As a longtime homeschooling parent, and a pursuer of Charlotte Mason's philosophy, I would like to say that a passion for learning is something we just don't have a problem with around here. But it wouldn't be entirely true...or at least not if "passion for learning" equals "passion for schoolwork." Almost-seventh-grader Dollygirl loves to read, but mostly the books of her own choosing, not the "assigned" ones. She likes to write, but again, not so much when it's assigned work. I've seen this pattern emerge with the older girls, too: "out of class" time is separate from "school." If they feel that "their time," when lessons are done, is honestly "their time," then they seem to feel that they also have to differentiate their own reading, writing and other activities from assigned "schoolwork." I've never heard any of them (even the Apprentice) begging for more math homework. This question of ownership--and therefore passion, or lack thereof--has been a source of frustration (on my part, it doesn't seem to bother them!) for almost two decades. Some readaloud books have blurred the line between "this is school" and "just Mom and me reading," but in general, that's the way it works, or doesn't work.
The funny thing is that some, most even, of what we do in school...even the difficult stuff, even if it's "coerced" or at least teacher-decided, has been very successful. The Squirrelings have enjoyed Great Expectations and Silas Marner, and I'm pretty sure that Ivanhoe will also be a successful readaloud later in the year. They are good readers, and, when they want to, they can put words together pretty well too. (Ponytails' work in public-school English class has earned her praise and high marks, in both ninth and tenth grades.) But I hardly ever see one of them browsing for more Dickens or George Eliot or Scott; the Apprentice did read Jane Austen on her own, but that was the exception. Dollygirl's current personal reading consists of Harry Potter and the Cornelia Funke Inkheart books.
Some homeschoolers (or teachers) might suggest that the way to get older students to engage with learning would be to leave the curriculum up to them. If it's put on their plate, it comes from outside, isn't personally meaningful; if they've chosen it, they'll be interested. I would say yes, to a point; I do give options wherever practical. But, thinking of Charlotte Mason's quip about expecting people to make their own boots, it's even less consistent with our family's homeschool practice to let the kids decide if they're even going to wear shoes. So to speak.
Since we follow, more or less, the Ambleside Online Curriculum, it's already pretty much decided: Year Seven follows Year Six and is followed by Year Eight. This year is Dollygirl's Year Seven, and, within reason, I'm expecting her to take on the work that's given in that outline.
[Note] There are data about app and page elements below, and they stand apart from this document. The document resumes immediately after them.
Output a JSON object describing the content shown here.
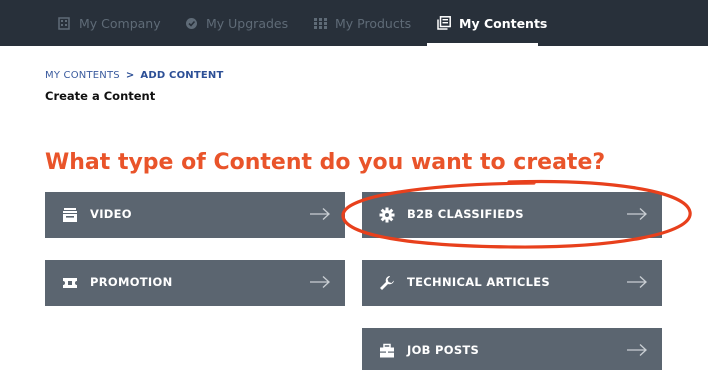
{
  "nav": {
    "items": [
      {
        "label": "My Company",
        "icon": "building-icon"
      },
      {
        "label": "My Upgrades",
        "icon": "badge-check-icon"
      },
      {
        "label": "My Products",
        "icon": "grid-icon"
      },
      {
        "label": "My Contents",
        "icon": "stacked-pages-icon",
        "active": true
      }
    ]
  },
  "breadcrumb": {
    "parent": "MY CONTENTS",
    "separator": ">",
    "current": "ADD CONTENT"
  },
  "subtitle": "Create a Content",
  "headline": "What type of Content do you want to create?",
  "content_types": {
    "video": {
      "label": "VIDEO",
      "icon": "video-icon"
    },
    "promotion": {
      "label": "PROMOTION",
      "icon": "ticket-icon"
    },
    "b2b": {
      "label": "B2B CLASSIFIEDS",
      "icon": "gear-icon"
    },
    "tech": {
      "label": "TECHNICAL ARTICLES",
      "icon": "wrench-icon"
    },
    "job": {
      "label": "JOB POSTS",
      "icon": "briefcase-icon"
    }
  },
  "colors": {
    "nav_bg": "#28303a",
    "tile_bg": "#5b6570",
    "headline": "#e9542a",
    "annotation": "#e8401c",
    "breadcrumb": "#2c4f96"
  }
}
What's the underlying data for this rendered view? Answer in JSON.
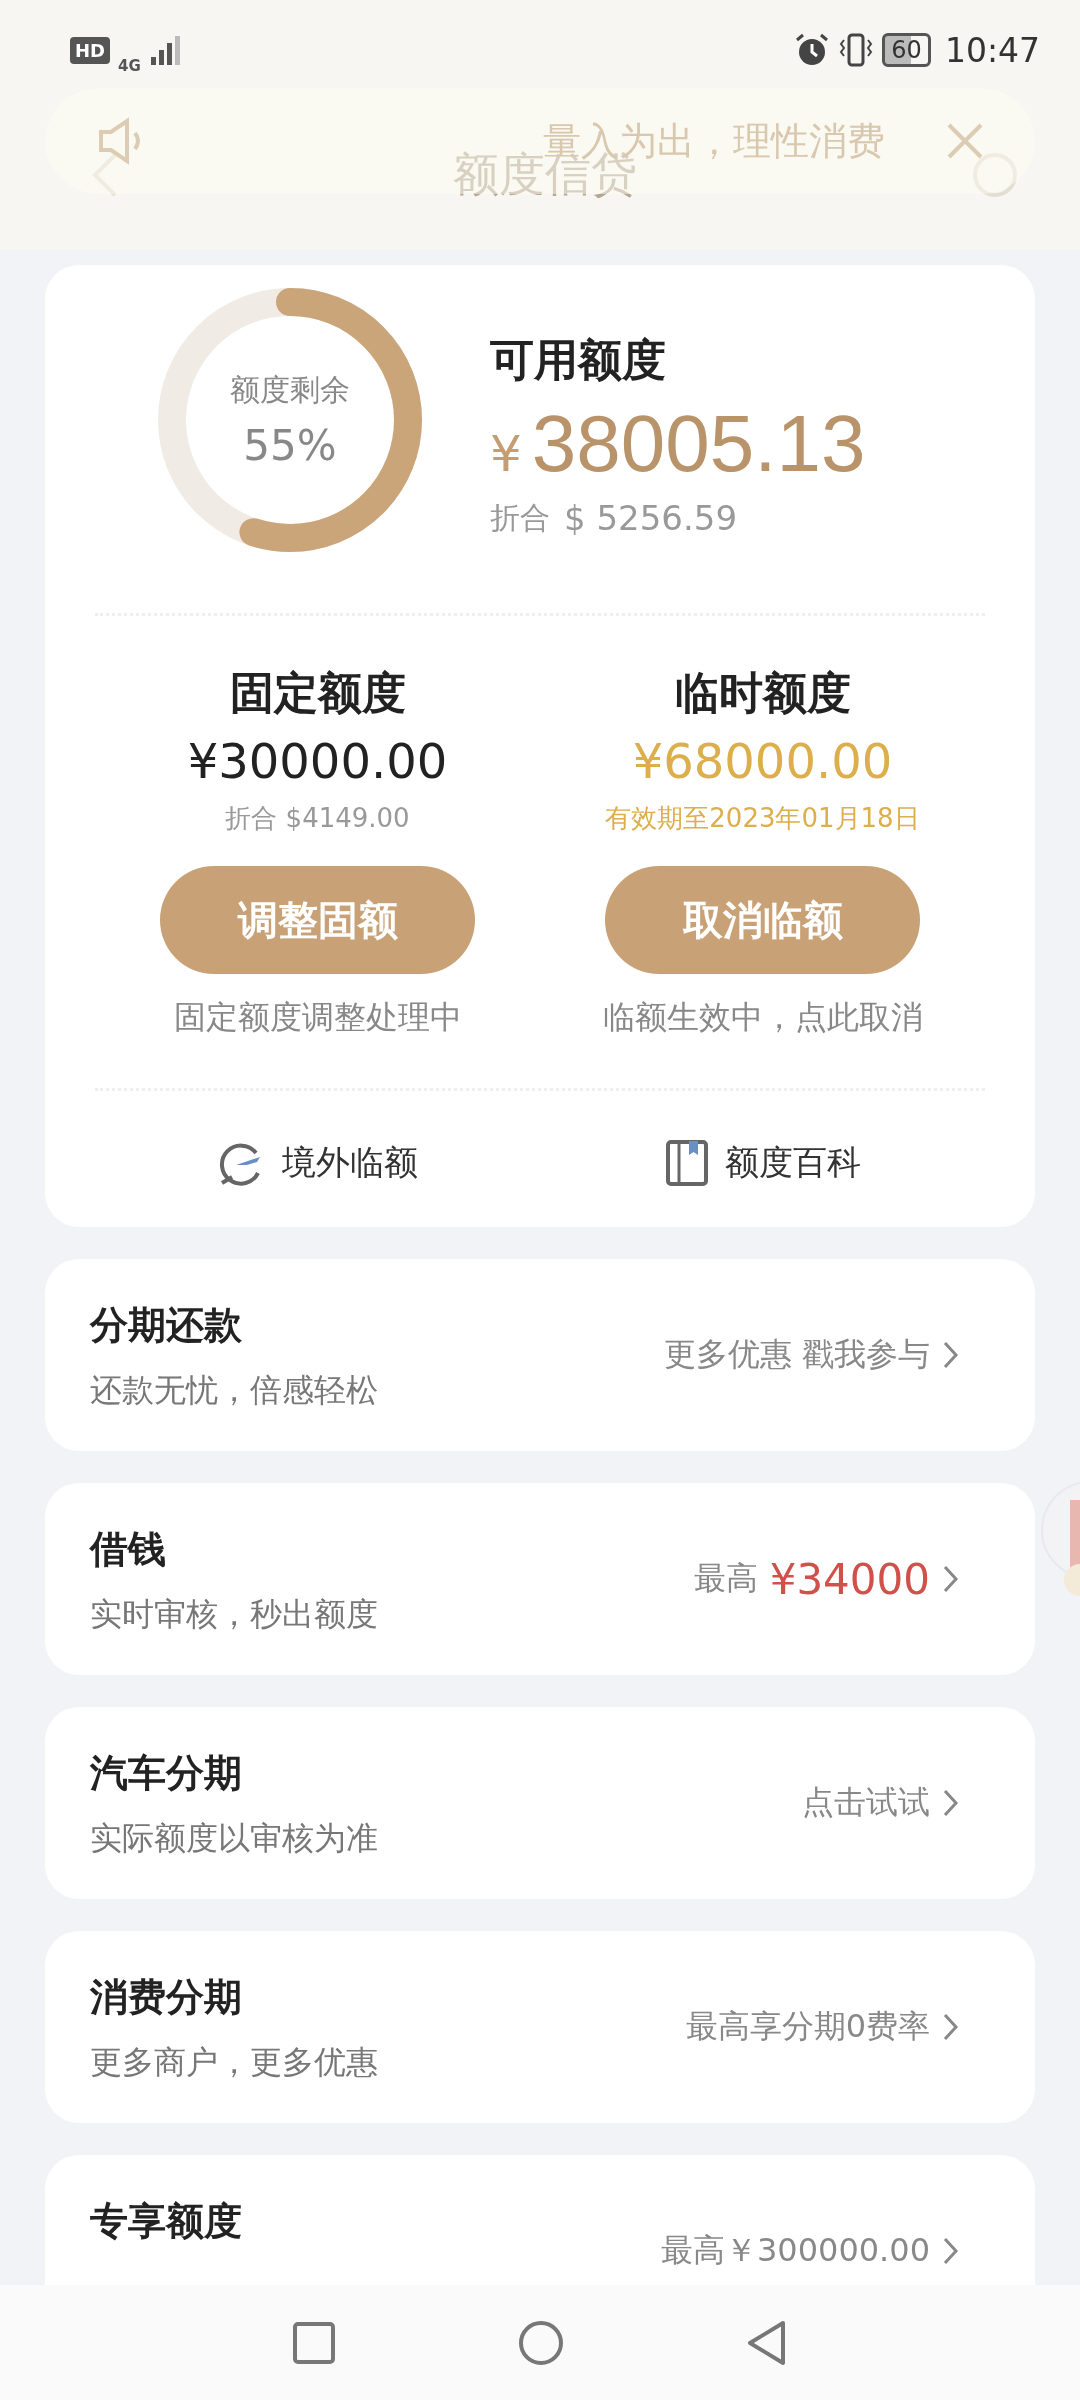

Promoting engagement by completely freeing up the curriculum is not an option for us. It's not in tune with Charlotte Mason, it's not what I'm comfortable with, and it's not even (really) what our kids expect.
So how else do we find delight, engagement, passion, without expecting too much (or too little) of 21st-century, somewhat-distracted kids, and without turning them into prigs about learning?
("Mr Samuel Arrow, a wonderful man who... used to get us up from our beds before dawn for a good flossing.")More (and a book review) in Part Two. Make sure to come back, especially if you think I'm too hard on my kids. Because you might be right.